|Baylor staff at the annual team building retreat at Shafiq Beach in Mwanza, Tanzania|
|Teens listen to a staff member teach about the importance of good adherence to their meds|
Aside from helping organize Teen Club each month, I've also been working with smaller groups of our teens who have expressed interest in "extra curricular" activities. Soon after I started, we met with an organization called Mwanza Youth and Children's network. We developed a partnership and recruited some teens from Teen Club who were interested in media to start a Media Group. MYCN began training this group of 18 teens in everything from the basics of media and why it's important to using tape recorders and practicing interviewing skills. After a few trainings, a few teens were ready and went to try out to have a part on MYCN's radio spot. They made the cut and before we knew it we were live on local radio!
Another group I've been working closely with is called Stitch x Stitch. Earlier this year this group was formed by girls from Teen Club who were interested in sewing and starting an income generating project. Baylor hired them a mentor to teach them sewing basics, and Baylor staff has been working with them to develop business skills and financial literacy. The program made a lot of progress recently thanks to Candace and her marketing background by helping the girls develop a marketing plan and get organized. They have new orders almost weekly, with most of their products being purchased by Texas Children's Hospital.

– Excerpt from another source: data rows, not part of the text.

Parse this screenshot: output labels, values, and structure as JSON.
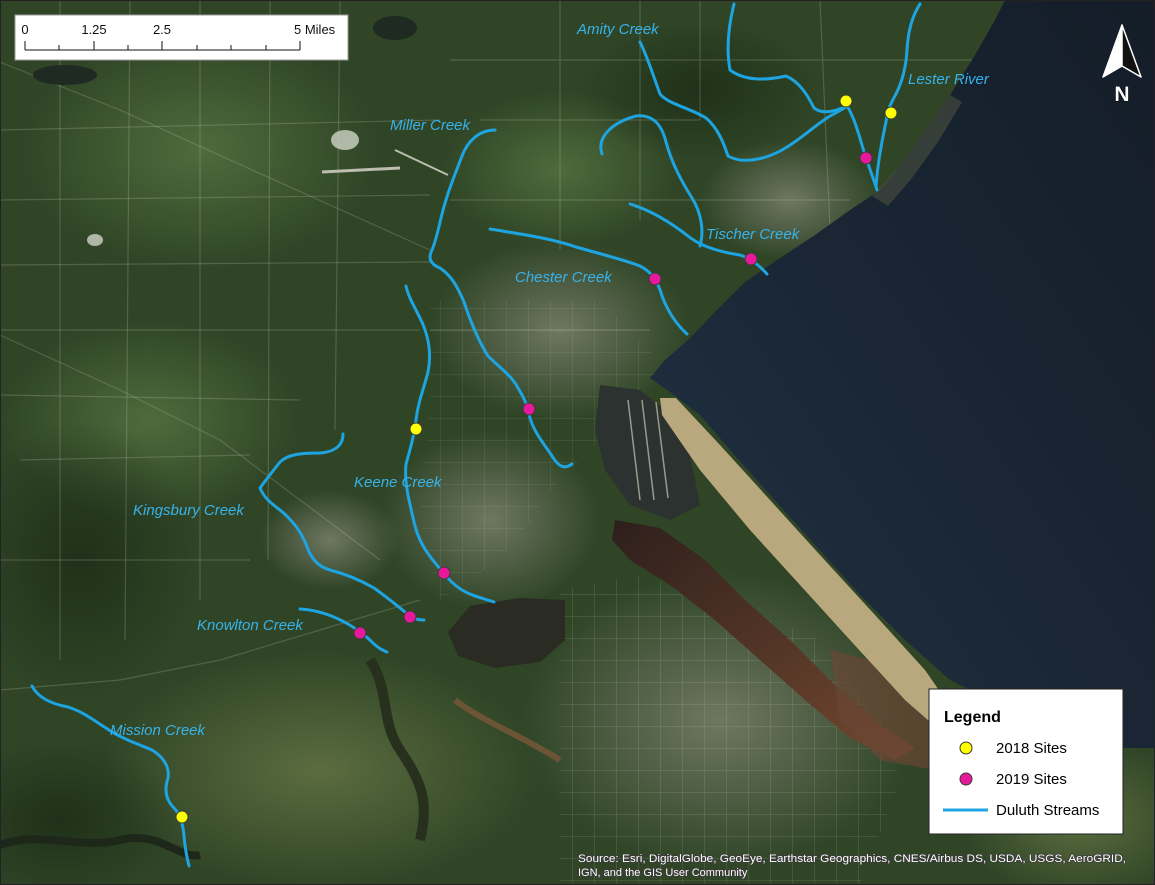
{
  "scale_bar": {
    "tick_labels": [
      "0",
      "1.25",
      "2.5",
      "5 Miles"
    ]
  },
  "north_arrow": {
    "label": "N",
    "icon": "north-arrow-icon"
  },
  "stream_labels": {
    "amity_creek": "Amity Creek",
    "lester_river": "Lester River",
    "miller_creek": "Miller Creek",
    "tischer_creek": "Tischer Creek",
    "chester_creek": "Chester Creek",
    "keene_creek": "Keene Creek",
    "kingsbury_creek": "Kingsbury Creek",
    "knowlton_creek": "Knowlton Creek",
    "mission_creek": "Mission Creek"
  },
  "legend": {
    "title": "Legend",
    "items": [
      {
        "label": "2018 Sites",
        "symbol": "circle",
        "color": "#ffff00"
      },
      {
        "label": "2019 Sites",
        "symbol": "circle",
        "color": "#e8189c"
      },
      {
        "label": "Duluth Streams",
        "symbol": "line",
        "color": "#1ea4e0"
      }
    ]
  },
  "attribution": {
    "lines": [
      "Source: Esri, DigitalGlobe, GeoEye, Earthstar Geographics, CNES/Airbus DS, USDA, USGS, AeroGRID,",
      "IGN, and the GIS User Community"
    ]
  },
  "colors": {
    "stream_label": "#38b2ea"
  }
}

Well enough about work. Mwanza really is a whole different world from the life I've been living in Tanzania so far. From early morning rooster wake up calls and days of fetching my water on my bike in Sepuka to Monday happy hour at our neighborhood bar (yes I realize this is the second time I've mentioned happy hour in this blog) and going dancing on the weekends (sometime during the week too...), my days and weekends are spent much differently than before. I have good friends and two great roommates who are actual people instead of my previous company of termites and scorpions and I'm so lucky to have them (the people ones). It's not better or worse than the way I was living before in a small village in the middle of nowhere, it's just different. I still have bad days in Tanzania where I just wish I could be home sitting at my parent's kitchen table eating mango salsa and grapes, but I love my job, and this is exactly where I'm supposed to be.